Catania is a true city of the volcano. Much of it is constructed from the lava that poured down the mountain and engulfed the city in the 1669 eruption in which nearly 12,000 people lost their lives. It is also lava black in colour, as if a fine dusting of soot permanently covers its elegant buildings, most of which are the work of baroque master Giovanni Vaccarini. He almost single-handedly rebuilt the civic centre into an elegant modern city of spacious boulevards and set-piece piazzas.

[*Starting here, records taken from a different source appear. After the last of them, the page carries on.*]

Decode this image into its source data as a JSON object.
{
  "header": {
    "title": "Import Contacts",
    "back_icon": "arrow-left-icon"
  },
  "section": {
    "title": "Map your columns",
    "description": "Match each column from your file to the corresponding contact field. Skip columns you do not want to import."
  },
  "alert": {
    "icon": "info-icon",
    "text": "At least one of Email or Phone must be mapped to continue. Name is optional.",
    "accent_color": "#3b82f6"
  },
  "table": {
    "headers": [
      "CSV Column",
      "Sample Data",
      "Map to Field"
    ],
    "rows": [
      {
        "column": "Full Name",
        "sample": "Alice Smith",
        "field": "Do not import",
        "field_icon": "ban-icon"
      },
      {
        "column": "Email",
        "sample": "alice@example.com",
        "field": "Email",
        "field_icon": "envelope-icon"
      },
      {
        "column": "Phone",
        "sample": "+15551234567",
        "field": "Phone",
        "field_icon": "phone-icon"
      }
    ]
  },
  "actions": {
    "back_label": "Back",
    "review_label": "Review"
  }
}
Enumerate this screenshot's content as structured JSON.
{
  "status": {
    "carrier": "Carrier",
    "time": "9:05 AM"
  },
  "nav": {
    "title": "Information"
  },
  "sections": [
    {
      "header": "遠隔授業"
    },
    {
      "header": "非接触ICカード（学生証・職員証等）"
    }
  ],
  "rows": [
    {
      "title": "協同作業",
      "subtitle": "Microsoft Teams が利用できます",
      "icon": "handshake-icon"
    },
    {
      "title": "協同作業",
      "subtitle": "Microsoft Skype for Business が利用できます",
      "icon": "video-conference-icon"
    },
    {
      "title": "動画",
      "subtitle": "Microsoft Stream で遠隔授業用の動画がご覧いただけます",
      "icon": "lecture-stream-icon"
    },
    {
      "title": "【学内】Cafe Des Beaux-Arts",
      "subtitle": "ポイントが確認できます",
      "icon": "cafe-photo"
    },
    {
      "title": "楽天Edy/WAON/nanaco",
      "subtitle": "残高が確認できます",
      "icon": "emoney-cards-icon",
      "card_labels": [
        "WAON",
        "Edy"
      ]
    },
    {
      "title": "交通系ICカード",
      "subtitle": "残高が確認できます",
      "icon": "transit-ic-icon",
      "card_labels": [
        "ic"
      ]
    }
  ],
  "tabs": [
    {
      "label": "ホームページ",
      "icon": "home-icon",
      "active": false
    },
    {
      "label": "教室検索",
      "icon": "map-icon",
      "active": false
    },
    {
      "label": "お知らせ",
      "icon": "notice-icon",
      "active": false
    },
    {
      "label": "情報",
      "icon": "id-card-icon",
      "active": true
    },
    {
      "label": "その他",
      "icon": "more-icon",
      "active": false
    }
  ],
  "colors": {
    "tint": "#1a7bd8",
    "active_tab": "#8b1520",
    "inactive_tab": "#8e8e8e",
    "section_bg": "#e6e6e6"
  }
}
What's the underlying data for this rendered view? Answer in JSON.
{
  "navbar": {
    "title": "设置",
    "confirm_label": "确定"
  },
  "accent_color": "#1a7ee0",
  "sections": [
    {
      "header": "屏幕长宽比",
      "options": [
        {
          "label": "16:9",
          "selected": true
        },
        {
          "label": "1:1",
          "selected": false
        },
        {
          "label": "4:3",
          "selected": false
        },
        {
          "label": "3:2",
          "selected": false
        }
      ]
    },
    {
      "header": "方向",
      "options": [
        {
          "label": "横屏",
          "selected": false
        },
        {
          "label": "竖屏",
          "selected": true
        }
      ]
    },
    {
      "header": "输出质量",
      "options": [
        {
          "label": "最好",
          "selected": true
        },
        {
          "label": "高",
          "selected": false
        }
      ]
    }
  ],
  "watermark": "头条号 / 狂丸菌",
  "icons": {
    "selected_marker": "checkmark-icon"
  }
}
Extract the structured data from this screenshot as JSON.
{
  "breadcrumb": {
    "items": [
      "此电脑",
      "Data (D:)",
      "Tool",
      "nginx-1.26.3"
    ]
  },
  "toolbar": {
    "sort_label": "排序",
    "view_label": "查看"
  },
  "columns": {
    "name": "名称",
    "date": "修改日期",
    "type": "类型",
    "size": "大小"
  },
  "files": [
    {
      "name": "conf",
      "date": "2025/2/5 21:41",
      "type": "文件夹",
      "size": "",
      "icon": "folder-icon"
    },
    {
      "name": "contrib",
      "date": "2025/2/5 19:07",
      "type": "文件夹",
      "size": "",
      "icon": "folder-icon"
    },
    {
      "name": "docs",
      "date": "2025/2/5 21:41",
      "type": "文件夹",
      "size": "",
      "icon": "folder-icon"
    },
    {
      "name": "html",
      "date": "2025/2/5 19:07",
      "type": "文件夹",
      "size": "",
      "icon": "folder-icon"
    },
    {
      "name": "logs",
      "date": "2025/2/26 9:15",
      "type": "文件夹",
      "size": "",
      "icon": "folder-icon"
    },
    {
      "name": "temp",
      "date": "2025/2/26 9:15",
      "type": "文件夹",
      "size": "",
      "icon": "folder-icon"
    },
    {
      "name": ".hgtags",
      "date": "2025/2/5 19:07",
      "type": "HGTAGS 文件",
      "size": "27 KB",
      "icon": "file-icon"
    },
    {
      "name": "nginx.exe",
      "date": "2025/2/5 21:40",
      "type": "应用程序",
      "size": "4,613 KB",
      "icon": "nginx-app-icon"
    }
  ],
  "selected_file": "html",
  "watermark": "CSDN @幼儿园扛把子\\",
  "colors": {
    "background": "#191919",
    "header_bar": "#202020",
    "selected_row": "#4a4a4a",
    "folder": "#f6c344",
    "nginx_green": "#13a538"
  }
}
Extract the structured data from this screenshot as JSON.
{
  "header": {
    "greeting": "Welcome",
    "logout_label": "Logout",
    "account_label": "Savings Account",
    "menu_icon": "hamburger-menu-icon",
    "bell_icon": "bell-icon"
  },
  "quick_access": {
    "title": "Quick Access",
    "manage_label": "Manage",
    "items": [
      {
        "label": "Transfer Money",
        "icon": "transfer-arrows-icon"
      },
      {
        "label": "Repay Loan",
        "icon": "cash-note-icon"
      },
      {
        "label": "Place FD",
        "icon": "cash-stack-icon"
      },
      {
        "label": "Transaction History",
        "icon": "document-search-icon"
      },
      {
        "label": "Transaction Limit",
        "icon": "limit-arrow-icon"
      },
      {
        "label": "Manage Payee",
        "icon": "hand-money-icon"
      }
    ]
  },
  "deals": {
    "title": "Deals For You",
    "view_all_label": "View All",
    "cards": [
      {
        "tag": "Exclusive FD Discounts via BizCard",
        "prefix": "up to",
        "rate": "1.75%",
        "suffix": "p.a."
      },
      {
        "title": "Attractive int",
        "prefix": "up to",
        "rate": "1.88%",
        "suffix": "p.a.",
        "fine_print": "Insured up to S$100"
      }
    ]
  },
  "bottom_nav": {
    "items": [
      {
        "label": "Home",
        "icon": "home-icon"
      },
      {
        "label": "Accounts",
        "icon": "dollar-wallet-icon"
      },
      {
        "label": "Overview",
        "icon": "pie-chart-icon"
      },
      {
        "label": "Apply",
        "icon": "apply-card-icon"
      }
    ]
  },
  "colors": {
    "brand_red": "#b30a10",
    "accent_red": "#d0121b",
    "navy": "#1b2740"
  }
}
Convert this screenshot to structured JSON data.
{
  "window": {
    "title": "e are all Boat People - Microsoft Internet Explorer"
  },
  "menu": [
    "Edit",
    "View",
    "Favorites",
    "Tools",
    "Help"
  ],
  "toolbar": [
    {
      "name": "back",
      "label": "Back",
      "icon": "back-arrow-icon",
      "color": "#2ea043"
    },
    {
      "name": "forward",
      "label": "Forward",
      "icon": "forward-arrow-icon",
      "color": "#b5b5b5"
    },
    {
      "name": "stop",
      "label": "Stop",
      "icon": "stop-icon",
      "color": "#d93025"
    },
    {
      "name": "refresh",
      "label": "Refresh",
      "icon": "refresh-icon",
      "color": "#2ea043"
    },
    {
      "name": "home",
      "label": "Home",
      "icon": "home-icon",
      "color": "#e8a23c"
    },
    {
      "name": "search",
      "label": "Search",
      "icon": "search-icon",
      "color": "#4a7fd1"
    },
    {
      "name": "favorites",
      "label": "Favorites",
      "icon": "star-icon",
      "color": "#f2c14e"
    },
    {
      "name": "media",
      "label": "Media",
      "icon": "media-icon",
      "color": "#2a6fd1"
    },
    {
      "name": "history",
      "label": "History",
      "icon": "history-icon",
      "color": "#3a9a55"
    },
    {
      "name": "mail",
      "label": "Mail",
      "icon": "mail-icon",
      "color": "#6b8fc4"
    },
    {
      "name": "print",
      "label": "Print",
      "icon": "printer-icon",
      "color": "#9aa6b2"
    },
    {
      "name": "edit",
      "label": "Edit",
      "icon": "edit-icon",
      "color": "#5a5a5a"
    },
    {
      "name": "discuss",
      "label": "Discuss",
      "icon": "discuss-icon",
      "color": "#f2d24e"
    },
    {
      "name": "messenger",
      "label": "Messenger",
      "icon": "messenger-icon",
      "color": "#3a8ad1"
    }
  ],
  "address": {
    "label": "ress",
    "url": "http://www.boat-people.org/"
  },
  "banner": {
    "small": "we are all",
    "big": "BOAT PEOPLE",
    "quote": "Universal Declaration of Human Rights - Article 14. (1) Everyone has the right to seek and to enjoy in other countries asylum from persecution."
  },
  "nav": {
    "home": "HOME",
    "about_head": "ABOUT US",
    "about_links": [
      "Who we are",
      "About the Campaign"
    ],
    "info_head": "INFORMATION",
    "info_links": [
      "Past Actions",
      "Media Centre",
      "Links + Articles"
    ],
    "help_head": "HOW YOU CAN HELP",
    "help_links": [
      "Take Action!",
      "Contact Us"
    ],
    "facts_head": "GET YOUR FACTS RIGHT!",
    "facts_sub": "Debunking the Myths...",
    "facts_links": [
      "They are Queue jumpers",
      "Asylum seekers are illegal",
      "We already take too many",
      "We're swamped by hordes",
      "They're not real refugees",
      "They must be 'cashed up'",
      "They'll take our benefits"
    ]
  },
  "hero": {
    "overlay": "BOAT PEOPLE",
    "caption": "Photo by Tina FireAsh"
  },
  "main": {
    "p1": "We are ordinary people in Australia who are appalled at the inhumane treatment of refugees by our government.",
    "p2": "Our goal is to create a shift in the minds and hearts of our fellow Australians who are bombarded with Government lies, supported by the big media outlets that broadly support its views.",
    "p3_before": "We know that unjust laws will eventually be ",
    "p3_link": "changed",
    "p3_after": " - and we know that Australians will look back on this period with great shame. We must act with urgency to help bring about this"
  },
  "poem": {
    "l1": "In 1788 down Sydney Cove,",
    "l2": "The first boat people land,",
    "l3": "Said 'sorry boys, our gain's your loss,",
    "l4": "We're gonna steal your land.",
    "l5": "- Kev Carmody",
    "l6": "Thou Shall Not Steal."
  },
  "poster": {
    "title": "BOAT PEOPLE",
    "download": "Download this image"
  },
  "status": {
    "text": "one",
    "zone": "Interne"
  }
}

Catania’s shades and shadows run deep, right into the heart of a murky local government, which shamefully neglects large portions of the decaying historic centre. It’s therefore surprising to discover that Catania is Sicily’s second commercial city – a thriving, entrepreneurial centre with a large university and a tough, resilient local population who adhere strongly to the motto of carpe diem (seize the day).